These examples illustrate the beautiful consonance of truth and wisdom that exists between Hellenistic philosophy and the Gospels. It is important to remember that these parallels do not imply equivalence but rather, they showcase the divine sense of unity that pervades God’s creation. As followers of Christ, we are called to appreciate and discern these echoes of divine wisdom that can be found in different philosophies, bridging gaps, and drawing individuals from diverse backgrounds closer to the Word of God.
We hope that this article has helped you better understand the influence of the Hellenistic period on the New Testament. There is much more to explore and discover, and we look forward to further exploring this era with you. We can find many insights and paradoxes in the stories and translations that emerged from the Hellenistic period- ones that shaped how we live today. Thank you for taking the time to read and learn with us!
More than two thousand years ago, the ancient Greeks had a profound impact on western culture, through their philosophy, architecture, literature, and art. This cultural legacy has profoundly shaped the religion and worldview of the Christian faith. The influence of the Hellenistic period is seen especially in the New Testament, the foundational documents of Christianity.
The Hellenistic period refers to the period in classical history when Greek culture was dominant in the Middle East and Mediterranean regions. It began in the fourth century BC and lasted for several centuries. During this period, a period of great intellectual and philosophical exploration, many aspects of Greek culture and philosophy infiltrated the area.

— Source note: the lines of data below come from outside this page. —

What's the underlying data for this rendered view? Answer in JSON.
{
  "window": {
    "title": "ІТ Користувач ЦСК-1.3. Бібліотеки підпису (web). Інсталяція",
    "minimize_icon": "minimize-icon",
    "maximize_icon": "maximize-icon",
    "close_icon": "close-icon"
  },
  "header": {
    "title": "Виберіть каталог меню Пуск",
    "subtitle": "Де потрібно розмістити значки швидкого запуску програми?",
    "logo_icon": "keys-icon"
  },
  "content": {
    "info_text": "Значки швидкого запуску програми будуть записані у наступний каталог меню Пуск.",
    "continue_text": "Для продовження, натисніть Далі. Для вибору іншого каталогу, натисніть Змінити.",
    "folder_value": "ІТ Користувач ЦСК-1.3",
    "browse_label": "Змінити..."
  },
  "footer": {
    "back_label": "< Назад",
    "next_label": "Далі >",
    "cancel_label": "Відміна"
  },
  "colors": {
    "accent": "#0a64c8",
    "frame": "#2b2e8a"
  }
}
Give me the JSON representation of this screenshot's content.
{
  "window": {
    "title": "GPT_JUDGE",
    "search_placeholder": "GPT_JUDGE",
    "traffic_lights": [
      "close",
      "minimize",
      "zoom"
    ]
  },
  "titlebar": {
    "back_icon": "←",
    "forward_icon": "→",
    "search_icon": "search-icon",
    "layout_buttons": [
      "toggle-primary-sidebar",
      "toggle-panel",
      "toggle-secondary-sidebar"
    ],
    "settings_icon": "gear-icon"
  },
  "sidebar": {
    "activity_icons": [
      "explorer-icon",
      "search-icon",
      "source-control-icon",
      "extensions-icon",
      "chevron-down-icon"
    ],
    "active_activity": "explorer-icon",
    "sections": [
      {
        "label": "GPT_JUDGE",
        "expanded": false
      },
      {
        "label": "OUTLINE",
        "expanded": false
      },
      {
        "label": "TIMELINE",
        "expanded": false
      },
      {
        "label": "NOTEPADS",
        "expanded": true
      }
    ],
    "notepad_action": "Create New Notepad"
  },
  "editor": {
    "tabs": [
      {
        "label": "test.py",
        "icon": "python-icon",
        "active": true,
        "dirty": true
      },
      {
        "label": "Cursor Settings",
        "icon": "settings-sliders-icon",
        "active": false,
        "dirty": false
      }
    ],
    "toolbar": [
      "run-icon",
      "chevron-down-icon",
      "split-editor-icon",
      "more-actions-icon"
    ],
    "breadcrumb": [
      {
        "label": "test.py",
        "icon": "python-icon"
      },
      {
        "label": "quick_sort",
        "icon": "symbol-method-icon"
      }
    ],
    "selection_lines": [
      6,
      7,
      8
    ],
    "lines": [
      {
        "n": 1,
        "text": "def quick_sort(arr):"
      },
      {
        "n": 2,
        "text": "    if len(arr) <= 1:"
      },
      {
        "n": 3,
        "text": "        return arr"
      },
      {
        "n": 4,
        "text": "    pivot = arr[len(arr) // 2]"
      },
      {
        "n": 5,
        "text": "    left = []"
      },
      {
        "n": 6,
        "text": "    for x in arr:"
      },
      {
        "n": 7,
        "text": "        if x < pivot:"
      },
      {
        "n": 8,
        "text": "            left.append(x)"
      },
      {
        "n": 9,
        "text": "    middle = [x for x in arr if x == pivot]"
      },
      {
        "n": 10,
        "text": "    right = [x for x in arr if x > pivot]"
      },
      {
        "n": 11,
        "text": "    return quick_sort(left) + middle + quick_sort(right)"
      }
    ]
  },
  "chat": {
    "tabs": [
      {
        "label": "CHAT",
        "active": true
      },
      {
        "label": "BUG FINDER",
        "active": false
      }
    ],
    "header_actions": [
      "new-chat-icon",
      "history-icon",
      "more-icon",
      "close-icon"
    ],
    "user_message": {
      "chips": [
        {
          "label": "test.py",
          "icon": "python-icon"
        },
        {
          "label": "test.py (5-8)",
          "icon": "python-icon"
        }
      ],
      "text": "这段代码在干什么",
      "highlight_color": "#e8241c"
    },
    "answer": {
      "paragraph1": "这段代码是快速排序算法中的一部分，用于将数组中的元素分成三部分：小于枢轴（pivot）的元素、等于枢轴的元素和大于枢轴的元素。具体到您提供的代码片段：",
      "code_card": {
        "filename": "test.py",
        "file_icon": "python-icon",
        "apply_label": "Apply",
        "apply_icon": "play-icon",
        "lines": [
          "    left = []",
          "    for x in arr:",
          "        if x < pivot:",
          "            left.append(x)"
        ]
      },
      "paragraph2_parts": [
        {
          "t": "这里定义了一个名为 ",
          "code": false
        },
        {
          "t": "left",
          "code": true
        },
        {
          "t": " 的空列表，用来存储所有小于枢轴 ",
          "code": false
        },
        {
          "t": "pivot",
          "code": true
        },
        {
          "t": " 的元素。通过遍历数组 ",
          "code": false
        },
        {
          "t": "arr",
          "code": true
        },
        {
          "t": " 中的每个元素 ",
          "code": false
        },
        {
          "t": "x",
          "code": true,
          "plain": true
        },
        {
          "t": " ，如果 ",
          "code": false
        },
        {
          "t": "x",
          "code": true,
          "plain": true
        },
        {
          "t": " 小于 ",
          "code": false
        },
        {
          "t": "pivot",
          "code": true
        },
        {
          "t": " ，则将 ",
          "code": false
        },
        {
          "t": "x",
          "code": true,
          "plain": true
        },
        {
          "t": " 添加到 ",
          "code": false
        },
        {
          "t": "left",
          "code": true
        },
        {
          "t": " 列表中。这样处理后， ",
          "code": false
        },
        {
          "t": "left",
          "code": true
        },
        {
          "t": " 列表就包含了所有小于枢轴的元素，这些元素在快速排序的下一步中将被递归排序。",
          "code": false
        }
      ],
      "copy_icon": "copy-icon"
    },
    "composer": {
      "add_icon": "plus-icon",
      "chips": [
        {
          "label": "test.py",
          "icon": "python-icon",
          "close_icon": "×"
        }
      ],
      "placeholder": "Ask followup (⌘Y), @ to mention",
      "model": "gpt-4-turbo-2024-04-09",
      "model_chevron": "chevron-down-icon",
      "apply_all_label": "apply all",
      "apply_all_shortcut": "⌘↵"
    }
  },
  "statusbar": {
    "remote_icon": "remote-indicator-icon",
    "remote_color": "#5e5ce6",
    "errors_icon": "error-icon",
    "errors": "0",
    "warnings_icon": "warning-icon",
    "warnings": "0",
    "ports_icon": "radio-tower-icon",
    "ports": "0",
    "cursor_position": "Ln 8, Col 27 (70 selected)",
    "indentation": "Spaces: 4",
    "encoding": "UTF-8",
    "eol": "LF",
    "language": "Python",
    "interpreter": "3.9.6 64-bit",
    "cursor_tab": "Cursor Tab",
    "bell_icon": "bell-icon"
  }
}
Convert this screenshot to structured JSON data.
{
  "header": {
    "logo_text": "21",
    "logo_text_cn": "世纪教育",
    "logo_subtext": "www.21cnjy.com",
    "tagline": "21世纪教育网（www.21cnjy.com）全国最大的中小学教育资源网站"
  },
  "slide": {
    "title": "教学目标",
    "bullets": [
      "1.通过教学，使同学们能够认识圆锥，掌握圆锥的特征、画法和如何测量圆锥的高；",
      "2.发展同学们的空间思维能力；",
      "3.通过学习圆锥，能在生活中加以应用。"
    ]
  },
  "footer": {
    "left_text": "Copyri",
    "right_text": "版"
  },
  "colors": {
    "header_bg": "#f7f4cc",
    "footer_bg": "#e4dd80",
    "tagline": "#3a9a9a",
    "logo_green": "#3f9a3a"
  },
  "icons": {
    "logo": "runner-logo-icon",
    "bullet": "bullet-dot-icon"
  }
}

In the New Testament, we see the influence of Hellenistic thinking in the themes of love, justice, and care for one’s fellow man. This is exemplified in the teachings of Jesus much of which no doubt draws from the works Stoicism, Epicureanism, and Cynicism; three popular philosophical frameworks from the Hellenistic period.
We also see the impact of Hellenistic philosophy on the language used in the New Testament. In addition to the original Greek of the scriptures, scholars have identified more than 50 other terms of Greek origin found in the New Testament.
Among the most striking Hellenistic elements of the New Testament is its use of Scripture and the idea of representative figures. For example, in the New Testament Jesus is portrayed as the successor of the Old Testament prophets. This concept was heavily influenced by Hellenistic thought and the notion of a single universal and unchanging truth.
The influence of the Hellenistic period is clearly seen in the New Testament, both in its themes and its language. This is a testament to how significant the time period was for the development of Western society and thought. Little did the residents of the fourth century BCE, know that their philosophy and beliefs would play such an important role in determining the future and providing a foundation in faith for the billions of people who would eventually call themselves Christians.